On the other hand, anger shuts down communication to the prefrontal cortex as mediated through the anterior cingulate. Emotion and fear take over in determining behavior; anger therefore interrupts the functioning of the frontal lobes. Newberg writes: “Not only do you lose the ability to be rational, you lose the awareness that you’re acting in an irrational way. When your frontal lobes shut down, it’s impossible to listen to the other person, let alone feel empathy or compassion.” Bridging our primitive emotional response areas with our highly evolved prefrontal cortex allows the anterior cingulate to mediate how we perceive ourselves and our actions in relation to others and to the rest of the world, and beyond. Because the function of this circuit is enhanced by meditation, Newberg believes, “there is a coevolution of spirituality and consciousness, strengthening circuits that allow us to envision a benevolent, interconnecting relationship between the universe, God, and ourselves.” The neuroplasticity of the brain and the positive role of meditation on the emotional brain points to a dynamic interplay between brain, mind and ethical orientation.
Neuroplasticity and neurotheology are changing the way we view the human person. Advances in brain research will be among the most significant in the 21st century. What will be the role of religion in light of the changing brain? Three points are worth noting: 1) The self is not fixed but mediated by repeated patterns of information—hence even the religious self can change by altering the fields of information; 2) Prayer and meditation can focus the brain on positive values such as peace, justice and compassion; 3) The more the brain is exercised for a particular function, the more it develops cells and connections for that function. Considering these points in terms of interreligious dialogue sheds new light on the importance of dialogue. Strengthening lines of communication may not only be educational insofar as we learn about the other; rather, we may now suggest that new brain is forming. By sharing beliefs and values through continuous dialogue, new neural connections are sprouting. As the Canadian psychologist Don Hebbs claimed, “those who fire together wire together.” Each choice we make creates a focus for the brain and guides neurons to talk to each other, creating new connections or reinforcing old ones. Training the brain for a world of peace is now within our reach.

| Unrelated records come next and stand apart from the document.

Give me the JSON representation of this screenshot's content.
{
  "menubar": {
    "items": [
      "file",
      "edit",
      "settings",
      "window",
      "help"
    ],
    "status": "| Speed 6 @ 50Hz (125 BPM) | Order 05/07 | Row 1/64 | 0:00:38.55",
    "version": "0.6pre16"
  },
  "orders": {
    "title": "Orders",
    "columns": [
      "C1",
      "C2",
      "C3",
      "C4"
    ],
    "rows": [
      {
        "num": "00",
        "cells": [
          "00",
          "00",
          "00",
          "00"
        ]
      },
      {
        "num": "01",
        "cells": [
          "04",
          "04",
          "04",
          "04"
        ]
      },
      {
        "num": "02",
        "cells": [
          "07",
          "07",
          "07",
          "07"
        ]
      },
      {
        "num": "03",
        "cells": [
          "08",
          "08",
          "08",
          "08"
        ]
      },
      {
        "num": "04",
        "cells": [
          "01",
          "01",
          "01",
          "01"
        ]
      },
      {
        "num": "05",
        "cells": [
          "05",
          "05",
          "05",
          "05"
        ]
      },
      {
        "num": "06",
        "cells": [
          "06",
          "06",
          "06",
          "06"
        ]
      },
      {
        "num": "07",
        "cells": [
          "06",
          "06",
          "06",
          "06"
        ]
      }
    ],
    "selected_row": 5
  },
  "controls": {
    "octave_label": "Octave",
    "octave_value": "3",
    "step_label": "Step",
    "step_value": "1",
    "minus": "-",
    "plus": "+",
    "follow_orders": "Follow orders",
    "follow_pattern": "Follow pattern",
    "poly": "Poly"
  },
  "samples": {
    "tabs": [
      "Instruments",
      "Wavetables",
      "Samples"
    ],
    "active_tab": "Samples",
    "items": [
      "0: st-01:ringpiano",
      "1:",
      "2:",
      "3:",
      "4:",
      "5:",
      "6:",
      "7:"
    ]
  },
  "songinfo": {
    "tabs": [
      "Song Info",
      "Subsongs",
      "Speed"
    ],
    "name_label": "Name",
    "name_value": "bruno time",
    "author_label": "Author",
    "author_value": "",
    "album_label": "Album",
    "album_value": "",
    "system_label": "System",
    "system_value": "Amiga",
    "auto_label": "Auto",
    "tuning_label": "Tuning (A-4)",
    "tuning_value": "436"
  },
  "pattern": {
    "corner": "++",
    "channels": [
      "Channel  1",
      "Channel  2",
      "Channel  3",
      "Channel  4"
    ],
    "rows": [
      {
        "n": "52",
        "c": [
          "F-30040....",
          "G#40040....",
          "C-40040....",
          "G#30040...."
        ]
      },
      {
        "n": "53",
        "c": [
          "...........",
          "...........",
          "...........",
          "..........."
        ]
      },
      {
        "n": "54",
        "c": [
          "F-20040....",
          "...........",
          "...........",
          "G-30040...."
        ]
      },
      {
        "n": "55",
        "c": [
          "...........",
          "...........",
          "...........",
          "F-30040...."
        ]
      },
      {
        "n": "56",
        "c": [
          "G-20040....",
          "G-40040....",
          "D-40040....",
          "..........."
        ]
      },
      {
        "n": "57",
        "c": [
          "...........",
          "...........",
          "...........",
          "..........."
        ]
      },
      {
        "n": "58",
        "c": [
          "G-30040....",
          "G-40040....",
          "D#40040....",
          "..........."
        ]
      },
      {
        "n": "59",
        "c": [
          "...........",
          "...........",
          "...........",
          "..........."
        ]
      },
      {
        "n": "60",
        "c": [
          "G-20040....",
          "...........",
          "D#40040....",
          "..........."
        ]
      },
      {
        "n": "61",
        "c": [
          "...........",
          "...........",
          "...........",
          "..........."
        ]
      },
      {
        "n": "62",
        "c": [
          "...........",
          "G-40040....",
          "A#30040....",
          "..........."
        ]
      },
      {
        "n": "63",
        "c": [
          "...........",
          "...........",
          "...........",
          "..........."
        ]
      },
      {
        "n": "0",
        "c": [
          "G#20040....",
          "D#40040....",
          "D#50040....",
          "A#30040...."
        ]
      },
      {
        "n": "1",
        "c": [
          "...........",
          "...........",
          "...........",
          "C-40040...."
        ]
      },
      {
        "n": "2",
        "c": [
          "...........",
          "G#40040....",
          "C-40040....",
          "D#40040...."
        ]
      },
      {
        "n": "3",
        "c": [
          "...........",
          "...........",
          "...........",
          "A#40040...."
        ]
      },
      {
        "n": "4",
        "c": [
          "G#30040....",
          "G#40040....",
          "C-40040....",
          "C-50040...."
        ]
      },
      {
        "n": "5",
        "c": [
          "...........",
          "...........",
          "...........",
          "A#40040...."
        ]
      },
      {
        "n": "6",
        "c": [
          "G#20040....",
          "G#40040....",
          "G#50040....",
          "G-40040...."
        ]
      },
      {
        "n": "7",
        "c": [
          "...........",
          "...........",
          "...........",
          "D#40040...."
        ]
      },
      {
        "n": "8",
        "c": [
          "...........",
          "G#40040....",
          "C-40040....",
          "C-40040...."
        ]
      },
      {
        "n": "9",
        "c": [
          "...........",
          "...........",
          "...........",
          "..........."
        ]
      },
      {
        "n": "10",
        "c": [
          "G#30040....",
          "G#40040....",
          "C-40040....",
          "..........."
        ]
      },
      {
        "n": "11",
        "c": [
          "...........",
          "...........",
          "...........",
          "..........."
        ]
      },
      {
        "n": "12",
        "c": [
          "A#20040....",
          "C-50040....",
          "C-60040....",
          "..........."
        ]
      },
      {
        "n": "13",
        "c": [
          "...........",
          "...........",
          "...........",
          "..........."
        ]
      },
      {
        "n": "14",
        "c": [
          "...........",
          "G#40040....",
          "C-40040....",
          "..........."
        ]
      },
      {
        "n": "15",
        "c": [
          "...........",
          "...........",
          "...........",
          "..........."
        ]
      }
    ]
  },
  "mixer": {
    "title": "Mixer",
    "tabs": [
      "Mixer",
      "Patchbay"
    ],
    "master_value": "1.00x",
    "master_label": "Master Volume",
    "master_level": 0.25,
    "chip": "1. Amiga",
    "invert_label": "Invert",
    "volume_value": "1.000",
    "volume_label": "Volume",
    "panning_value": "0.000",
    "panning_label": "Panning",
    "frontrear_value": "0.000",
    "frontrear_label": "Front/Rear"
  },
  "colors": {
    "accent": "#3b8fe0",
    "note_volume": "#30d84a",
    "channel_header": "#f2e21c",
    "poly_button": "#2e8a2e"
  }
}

Pierre Teilhard de Chardin posited a convergence of world religions as the way forward toward Omega. The convergence of religions through ongoing dialogue will lead to new neural networks and, we might say, new religious brain. Neuroplasticity coupled with sustained dialogue suggests that a new type of religious person will emerge in the future.